--- START ---
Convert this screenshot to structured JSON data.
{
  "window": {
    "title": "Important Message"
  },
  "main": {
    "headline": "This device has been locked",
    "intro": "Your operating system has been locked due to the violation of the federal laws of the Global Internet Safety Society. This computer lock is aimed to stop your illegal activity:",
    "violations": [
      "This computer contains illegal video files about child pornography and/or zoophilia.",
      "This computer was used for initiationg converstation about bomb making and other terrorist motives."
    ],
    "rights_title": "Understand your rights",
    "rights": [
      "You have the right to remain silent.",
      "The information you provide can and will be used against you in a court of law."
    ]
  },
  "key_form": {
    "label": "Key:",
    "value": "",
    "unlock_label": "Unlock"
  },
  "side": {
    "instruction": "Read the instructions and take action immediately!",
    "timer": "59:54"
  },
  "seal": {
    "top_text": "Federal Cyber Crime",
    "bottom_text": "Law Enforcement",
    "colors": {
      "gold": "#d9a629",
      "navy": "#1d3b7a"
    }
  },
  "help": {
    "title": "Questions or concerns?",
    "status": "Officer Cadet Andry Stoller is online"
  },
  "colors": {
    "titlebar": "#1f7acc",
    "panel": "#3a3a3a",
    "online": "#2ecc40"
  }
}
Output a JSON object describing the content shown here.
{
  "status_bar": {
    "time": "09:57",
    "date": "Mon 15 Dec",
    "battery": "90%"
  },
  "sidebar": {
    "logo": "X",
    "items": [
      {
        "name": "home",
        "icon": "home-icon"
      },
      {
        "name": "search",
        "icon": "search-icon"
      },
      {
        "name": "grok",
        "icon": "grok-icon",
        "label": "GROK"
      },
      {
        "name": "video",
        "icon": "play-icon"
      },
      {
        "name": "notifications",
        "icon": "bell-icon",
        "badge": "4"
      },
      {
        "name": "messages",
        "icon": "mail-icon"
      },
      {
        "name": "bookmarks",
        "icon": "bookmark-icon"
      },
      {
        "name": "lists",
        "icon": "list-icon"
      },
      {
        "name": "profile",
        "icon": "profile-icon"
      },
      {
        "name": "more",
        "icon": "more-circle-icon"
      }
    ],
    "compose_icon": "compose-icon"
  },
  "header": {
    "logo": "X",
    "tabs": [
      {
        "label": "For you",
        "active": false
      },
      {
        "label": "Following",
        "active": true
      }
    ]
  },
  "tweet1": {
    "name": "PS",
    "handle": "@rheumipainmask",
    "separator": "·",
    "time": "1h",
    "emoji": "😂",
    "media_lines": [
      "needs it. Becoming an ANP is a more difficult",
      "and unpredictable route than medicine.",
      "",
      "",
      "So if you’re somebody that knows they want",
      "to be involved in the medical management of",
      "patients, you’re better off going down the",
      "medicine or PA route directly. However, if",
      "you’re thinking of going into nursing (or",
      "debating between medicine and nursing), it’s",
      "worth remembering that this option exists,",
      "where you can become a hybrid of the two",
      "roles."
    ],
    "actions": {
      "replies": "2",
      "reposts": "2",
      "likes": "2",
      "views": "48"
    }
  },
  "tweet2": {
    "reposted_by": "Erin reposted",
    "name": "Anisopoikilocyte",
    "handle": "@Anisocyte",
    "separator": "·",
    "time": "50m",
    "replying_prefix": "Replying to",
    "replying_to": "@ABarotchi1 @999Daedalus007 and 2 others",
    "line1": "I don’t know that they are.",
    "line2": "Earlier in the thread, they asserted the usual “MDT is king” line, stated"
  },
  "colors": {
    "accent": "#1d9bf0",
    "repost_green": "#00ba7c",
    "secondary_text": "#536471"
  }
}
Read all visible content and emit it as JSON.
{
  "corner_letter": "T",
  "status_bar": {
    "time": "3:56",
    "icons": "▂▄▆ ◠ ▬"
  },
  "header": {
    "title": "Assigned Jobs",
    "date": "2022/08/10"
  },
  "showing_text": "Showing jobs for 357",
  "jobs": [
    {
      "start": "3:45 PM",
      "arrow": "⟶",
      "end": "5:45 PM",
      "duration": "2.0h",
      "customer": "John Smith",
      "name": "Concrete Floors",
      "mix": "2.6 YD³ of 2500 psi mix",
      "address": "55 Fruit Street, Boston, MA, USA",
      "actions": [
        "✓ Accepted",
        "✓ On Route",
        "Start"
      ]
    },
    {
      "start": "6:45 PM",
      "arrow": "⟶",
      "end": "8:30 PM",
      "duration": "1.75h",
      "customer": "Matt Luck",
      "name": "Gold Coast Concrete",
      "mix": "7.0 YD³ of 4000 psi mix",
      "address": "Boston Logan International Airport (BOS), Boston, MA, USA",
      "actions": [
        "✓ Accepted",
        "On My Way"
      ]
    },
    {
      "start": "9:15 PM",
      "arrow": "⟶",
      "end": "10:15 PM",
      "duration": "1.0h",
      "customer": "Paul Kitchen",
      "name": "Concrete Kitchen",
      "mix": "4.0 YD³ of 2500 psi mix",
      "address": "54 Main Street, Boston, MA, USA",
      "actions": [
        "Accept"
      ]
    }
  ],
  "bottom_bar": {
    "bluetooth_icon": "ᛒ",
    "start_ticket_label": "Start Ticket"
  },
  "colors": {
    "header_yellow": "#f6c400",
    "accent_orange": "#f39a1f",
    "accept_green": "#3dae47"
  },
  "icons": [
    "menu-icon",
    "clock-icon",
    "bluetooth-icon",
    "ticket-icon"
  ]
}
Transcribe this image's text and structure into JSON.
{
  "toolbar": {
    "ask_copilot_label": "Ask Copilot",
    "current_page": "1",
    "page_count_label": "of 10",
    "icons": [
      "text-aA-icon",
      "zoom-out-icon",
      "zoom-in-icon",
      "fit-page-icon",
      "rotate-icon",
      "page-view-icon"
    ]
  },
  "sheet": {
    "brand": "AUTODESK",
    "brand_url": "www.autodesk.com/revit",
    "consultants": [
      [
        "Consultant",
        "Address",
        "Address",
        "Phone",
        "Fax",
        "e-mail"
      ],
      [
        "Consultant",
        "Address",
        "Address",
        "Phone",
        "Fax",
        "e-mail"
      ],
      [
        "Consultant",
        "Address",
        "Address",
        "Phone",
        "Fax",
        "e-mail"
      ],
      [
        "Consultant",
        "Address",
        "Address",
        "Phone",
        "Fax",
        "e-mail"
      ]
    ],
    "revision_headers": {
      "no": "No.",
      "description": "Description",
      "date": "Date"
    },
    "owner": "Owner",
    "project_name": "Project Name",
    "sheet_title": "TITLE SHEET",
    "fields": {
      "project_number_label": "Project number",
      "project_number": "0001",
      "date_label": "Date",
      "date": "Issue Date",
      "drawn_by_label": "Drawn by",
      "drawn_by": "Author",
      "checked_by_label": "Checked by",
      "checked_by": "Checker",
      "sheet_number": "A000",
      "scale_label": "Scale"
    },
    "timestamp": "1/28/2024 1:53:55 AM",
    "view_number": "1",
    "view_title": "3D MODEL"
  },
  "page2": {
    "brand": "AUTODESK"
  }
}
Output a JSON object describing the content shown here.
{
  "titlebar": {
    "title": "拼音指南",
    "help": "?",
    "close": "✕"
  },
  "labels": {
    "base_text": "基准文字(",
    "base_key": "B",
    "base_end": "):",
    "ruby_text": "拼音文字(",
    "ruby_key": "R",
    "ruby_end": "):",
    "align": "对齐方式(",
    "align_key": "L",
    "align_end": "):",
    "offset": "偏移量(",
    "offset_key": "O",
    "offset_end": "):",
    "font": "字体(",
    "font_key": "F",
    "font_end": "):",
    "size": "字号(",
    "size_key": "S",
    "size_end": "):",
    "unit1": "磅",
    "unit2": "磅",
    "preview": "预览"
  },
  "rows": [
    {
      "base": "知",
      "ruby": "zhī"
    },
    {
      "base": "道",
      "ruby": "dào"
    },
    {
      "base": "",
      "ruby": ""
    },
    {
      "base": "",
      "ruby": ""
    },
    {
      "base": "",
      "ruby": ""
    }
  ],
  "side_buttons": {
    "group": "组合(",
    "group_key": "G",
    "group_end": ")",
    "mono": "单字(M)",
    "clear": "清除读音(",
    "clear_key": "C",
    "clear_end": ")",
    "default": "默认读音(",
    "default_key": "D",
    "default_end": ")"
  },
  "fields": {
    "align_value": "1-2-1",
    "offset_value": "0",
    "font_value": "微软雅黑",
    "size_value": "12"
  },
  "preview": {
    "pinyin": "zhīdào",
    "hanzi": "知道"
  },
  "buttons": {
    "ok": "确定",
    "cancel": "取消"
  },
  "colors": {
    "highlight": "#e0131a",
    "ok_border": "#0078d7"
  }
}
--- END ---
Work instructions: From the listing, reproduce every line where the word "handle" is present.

Solution:
    "handle": "@rheumipainmask",
    "handle": "@Anisocyte",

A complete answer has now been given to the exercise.